DESCRIPTION OF THE TASK:
From the first line to the last, reproduce the data exactly.

Data excerpts:
Content starts

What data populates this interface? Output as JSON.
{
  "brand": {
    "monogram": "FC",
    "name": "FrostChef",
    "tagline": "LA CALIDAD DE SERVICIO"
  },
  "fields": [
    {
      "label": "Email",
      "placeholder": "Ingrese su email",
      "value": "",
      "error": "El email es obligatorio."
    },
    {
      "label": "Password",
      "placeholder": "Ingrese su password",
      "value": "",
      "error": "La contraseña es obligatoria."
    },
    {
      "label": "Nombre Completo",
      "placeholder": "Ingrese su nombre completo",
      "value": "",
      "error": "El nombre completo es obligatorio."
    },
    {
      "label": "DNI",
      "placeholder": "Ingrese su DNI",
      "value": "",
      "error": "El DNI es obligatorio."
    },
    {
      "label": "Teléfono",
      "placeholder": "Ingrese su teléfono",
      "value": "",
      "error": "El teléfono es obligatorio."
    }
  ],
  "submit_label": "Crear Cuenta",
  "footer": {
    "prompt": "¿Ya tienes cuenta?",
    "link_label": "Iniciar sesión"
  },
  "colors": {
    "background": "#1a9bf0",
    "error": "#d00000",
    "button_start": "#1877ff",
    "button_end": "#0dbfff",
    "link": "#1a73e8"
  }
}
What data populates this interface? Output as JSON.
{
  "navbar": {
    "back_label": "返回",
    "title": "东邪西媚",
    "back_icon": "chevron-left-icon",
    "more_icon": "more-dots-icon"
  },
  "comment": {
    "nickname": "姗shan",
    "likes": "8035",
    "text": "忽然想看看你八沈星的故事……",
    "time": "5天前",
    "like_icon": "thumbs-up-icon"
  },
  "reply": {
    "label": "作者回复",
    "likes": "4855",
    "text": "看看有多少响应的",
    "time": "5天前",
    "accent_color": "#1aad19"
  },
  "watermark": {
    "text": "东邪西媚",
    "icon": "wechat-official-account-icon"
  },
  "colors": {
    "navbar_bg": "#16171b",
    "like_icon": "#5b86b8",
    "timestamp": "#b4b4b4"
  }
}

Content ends

WRITTEN SOLUTION:
What data populates this interface? Output as JSON.
{
  "brand": {
    "monogram": "FC",
    "name": "FrostChef",
    "tagline": "LA CALIDAD DE SERVICIO"
  },
  "fields": [
    {
      "label": "Email",
      "placeholder": "Ingrese su email",
      "value": "",
      "error": "El email es obligatorio."
    },
    {
      "label": "Password",
      "placeholder": "Ingrese su password",
      "value": "",
      "error": "La contraseña es obligatoria."
    },
    {
      "label": "Nombre Completo",
      "placeholder": "Ingrese su nombre completo",
      "value": "",
      "error": "El nombre completo es obligatorio."
    },
    {
      "label": "DNI",
      "placeholder": "Ingrese su DNI",
      "value": "",
      "error": "El DNI es obligatorio."
    },
    {
      "label": "Teléfono",
      "placeholder": "Ingrese su teléfono",
      "value": "",
      "error": "El teléfono es obligatorio."
    }
  ],
  "submit_label": "Crear Cuenta",
  "footer": {
    "prompt": "¿Ya tienes cuenta?",
    "link_label": "Iniciar sesión"
  },
  "colors": {
    "background": "#1a9bf0",
    "error": "#d00000",
    "button_start": "#1877ff",
    "button_end": "#0dbfff",
    "link": "#1a73e8"
  }
}
What data populates this interface? Output as JSON.
{
  "navbar": {
    "back_label": "返回",
    "title": "东邪西媚",
    "back_icon": "chevron-left-icon",
    "more_icon": "more-dots-icon"
  },
  "comment": {
    "nickname": "姗shan",
    "likes": "8035",
    "text": "忽然想看看你八沈星的故事……",
    "time": "5天前",
    "like_icon": "thumbs-up-icon"
  },
  "reply": {
    "label": "作者回复",
    "likes": "4855",
    "text": "看看有多少响应的",
    "time": "5天前",
    "accent_color": "#1aad19"
  },
  "watermark": {
    "text": "东邪西媚",
    "icon": "wechat-official-account-icon"
  },
  "colors": {
    "navbar_bg": "#16171b",
    "like_icon": "#5b86b8",
    "timestamp": "#b4b4b4"
  }
}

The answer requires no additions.